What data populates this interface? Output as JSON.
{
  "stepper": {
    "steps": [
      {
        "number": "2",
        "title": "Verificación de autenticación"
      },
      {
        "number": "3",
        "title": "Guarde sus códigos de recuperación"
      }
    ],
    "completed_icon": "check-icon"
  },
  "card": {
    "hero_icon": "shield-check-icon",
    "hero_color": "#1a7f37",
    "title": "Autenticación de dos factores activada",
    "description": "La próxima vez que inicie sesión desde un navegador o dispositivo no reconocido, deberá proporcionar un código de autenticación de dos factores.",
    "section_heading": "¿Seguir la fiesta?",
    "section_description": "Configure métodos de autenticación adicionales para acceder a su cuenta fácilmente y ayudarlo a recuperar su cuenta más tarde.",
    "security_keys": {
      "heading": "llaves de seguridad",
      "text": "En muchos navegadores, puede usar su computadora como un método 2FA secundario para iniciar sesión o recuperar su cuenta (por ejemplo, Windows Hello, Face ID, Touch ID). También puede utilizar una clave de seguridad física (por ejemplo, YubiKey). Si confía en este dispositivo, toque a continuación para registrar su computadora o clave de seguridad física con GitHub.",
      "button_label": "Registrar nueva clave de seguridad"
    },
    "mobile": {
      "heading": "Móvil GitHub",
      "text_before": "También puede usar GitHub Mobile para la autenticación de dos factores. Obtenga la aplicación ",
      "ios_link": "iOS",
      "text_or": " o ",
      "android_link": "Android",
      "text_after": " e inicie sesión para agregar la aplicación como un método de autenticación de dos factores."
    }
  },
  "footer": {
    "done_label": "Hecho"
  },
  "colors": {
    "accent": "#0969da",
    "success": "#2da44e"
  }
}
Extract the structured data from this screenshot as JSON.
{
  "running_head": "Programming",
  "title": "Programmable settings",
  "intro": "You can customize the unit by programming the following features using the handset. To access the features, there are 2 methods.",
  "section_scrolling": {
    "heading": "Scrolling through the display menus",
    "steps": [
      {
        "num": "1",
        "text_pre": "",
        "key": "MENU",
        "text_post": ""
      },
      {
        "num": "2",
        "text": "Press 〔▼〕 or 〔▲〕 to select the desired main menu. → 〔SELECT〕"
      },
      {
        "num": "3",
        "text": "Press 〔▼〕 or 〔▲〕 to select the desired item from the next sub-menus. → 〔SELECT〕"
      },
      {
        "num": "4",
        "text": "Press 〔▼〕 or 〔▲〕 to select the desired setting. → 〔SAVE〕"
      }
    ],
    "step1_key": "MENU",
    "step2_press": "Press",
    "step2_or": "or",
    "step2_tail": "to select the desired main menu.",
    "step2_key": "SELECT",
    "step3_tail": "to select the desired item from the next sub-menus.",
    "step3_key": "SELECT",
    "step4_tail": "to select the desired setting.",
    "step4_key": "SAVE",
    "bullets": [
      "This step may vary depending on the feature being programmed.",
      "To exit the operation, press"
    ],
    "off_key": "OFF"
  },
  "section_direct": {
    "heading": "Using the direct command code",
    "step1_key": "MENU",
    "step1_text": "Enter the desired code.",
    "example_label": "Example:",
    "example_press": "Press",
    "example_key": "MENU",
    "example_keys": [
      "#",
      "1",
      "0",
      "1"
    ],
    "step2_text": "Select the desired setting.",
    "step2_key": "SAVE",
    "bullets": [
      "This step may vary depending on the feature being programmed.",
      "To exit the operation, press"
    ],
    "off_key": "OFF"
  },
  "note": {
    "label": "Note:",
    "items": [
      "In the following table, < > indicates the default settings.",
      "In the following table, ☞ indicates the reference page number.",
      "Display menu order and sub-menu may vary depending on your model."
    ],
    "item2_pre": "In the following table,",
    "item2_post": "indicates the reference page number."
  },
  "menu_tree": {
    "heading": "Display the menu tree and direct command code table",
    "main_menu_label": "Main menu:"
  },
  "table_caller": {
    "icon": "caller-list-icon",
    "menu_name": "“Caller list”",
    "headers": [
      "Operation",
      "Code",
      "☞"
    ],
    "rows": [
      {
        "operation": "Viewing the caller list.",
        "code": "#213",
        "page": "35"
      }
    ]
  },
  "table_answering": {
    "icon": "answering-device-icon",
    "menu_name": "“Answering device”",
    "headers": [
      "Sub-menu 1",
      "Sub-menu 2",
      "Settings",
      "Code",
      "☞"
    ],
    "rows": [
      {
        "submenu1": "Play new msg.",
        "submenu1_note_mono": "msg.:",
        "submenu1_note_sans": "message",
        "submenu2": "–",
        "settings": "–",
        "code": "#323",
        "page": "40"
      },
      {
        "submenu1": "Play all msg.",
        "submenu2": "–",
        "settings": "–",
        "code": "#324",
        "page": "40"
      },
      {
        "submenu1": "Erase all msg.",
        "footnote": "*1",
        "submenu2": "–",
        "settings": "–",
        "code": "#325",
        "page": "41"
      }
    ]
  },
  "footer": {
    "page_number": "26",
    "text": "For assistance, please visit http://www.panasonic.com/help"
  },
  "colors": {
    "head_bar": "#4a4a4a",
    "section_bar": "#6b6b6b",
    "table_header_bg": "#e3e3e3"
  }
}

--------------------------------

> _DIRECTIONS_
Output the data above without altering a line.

> _YOUR RESPONSE_
What data populates this interface? Output as JSON.
{
  "stepper": {
    "steps": [
      {
        "number": "2",
        "title": "Verificación de autenticación"
      },
      {
        "number": "3",
        "title": "Guarde sus códigos de recuperación"
      }
    ],
    "completed_icon": "check-icon"
  },
  "card": {
    "hero_icon": "shield-check-icon",
    "hero_color": "#1a7f37",
    "title": "Autenticación de dos factores activada",
    "description": "La próxima vez que inicie sesión desde un navegador o dispositivo no reconocido, deberá proporcionar un código de autenticación de dos factores.",
    "section_heading": "¿Seguir la fiesta?",
    "section_description": "Configure métodos de autenticación adicionales para acceder a su cuenta fácilmente y ayudarlo a recuperar su cuenta más tarde.",
    "security_keys": {
      "heading": "llaves de seguridad",
      "text": "En muchos navegadores, puede usar su computadora como un método 2FA secundario para iniciar sesión o recuperar su cuenta (por ejemplo, Windows Hello, Face ID, Touch ID). También puede utilizar una clave de seguridad física (por ejemplo, YubiKey). Si confía en este dispositivo, toque a continuación para registrar su computadora o clave de seguridad física con GitHub.",
      "button_label": "Registrar nueva clave de seguridad"
    },
    "mobile": {
      "heading": "Móvil GitHub",
      "text_before": "También puede usar GitHub Mobile para la autenticación de dos factores. Obtenga la aplicación ",
      "ios_link": "iOS",
      "text_or": " o ",
      "android_link": "Android",
      "text_after": " e inicie sesión para agregar la aplicación como un método de autenticación de dos factores."
    }
  },
  "footer": {
    "done_label": "Hecho"
  },
  "colors": {
    "accent": "#0969da",
    "success": "#2da44e"
  }
}
Extract the structured data from this screenshot as JSON.
{
  "running_head": "Programming",
  "title": "Programmable settings",
  "intro": "You can customize the unit by programming the following features using the handset. To access the features, there are 2 methods.",
  "section_scrolling": {
    "heading": "Scrolling through the display menus",
    "steps": [
      {
        "num": "1",
        "text_pre": "",
        "key": "MENU",
        "text_post": ""
      },
      {
        "num": "2",
        "text": "Press 〔▼〕 or 〔▲〕 to select the desired main menu. → 〔SELECT〕"
      },
      {
        "num": "3",
        "text": "Press 〔▼〕 or 〔▲〕 to select the desired item from the next sub-menus. → 〔SELECT〕"
      },
      {
        "num": "4",
        "text": "Press 〔▼〕 or 〔▲〕 to select the desired setting. → 〔SAVE〕"
      }
    ],
    "step1_key": "MENU",
    "step2_press": "Press",
    "step2_or": "or",
    "step2_tail": "to select the desired main menu.",
    "step2_key": "SELECT",
    "step3_tail": "to select the desired item from the next sub-menus.",
    "step3_key": "SELECT",
    "step4_tail": "to select the desired setting.",
    "step4_key": "SAVE",
    "bullets": [
      "This step may vary depending on the feature being programmed.",
      "To exit the operation, press"
    ],
    "off_key": "OFF"
  },
  "section_direct": {
    "heading": "Using the direct command code",
    "step1_key": "MENU",
    "step1_text": "Enter the desired code.",
    "example_label": "Example:",
    "example_press": "Press",
    "example_key": "MENU",
    "example_keys": [
      "#",
      "1",
      "0",
      "1"
    ],
    "step2_text": "Select the desired setting.",
    "step2_key": "SAVE",
    "bullets": [
      "This step may vary depending on the feature being programmed.",
      "To exit the operation, press"
    ],
    "off_key": "OFF"
  },
  "note": {
    "label": "Note:",
    "items": [
      "In the following table, < > indicates the default settings.",
      "In the following table, ☞ indicates the reference page number.",
      "Display menu order and sub-menu may vary depending on your model."
    ],
    "item2_pre": "In the following table,",
    "item2_post": "indicates the reference page number."
  },
  "menu_tree": {
    "heading": "Display the menu tree and direct command code table",
    "main_menu_label": "Main menu:"
  },
  "table_caller": {
    "icon": "caller-list-icon",
    "menu_name": "“Caller list”",
    "headers": [
      "Operation",
      "Code",
      "☞"
    ],
    "rows": [
      {
        "operation": "Viewing the caller list.",
        "code": "#213",
        "page": "35"
      }
    ]
  },
  "table_answering": {
    "icon": "answering-device-icon",
    "menu_name": "“Answering device”",
    "headers": [
      "Sub-menu 1",
      "Sub-menu 2",
      "Settings",
      "Code",
      "☞"
    ],
    "rows": [
      {
        "submenu1": "Play new msg.",
        "submenu1_note_mono": "msg.:",
        "submenu1_note_sans": "message",
        "submenu2": "–",
        "settings": "–",
        "code": "#323",
        "page": "40"
      },
      {
        "submenu1": "Play all msg.",
        "submenu2": "–",
        "settings": "–",
        "code": "#324",
        "page": "40"
      },
      {
        "submenu1": "Erase all msg.",
        "footnote": "*1",
        "submenu2": "–",
        "settings": "–",
        "code": "#325",
        "page": "41"
      }
    ]
  },
  "footer": {
    "page_number": "26",
    "text": "For assistance, please visit http://www.panasonic.com/help"
  },
  "colors": {
    "head_bar": "#4a4a4a",
    "section_bar": "#6b6b6b",
    "table_header_bg": "#e3e3e3"
  }
}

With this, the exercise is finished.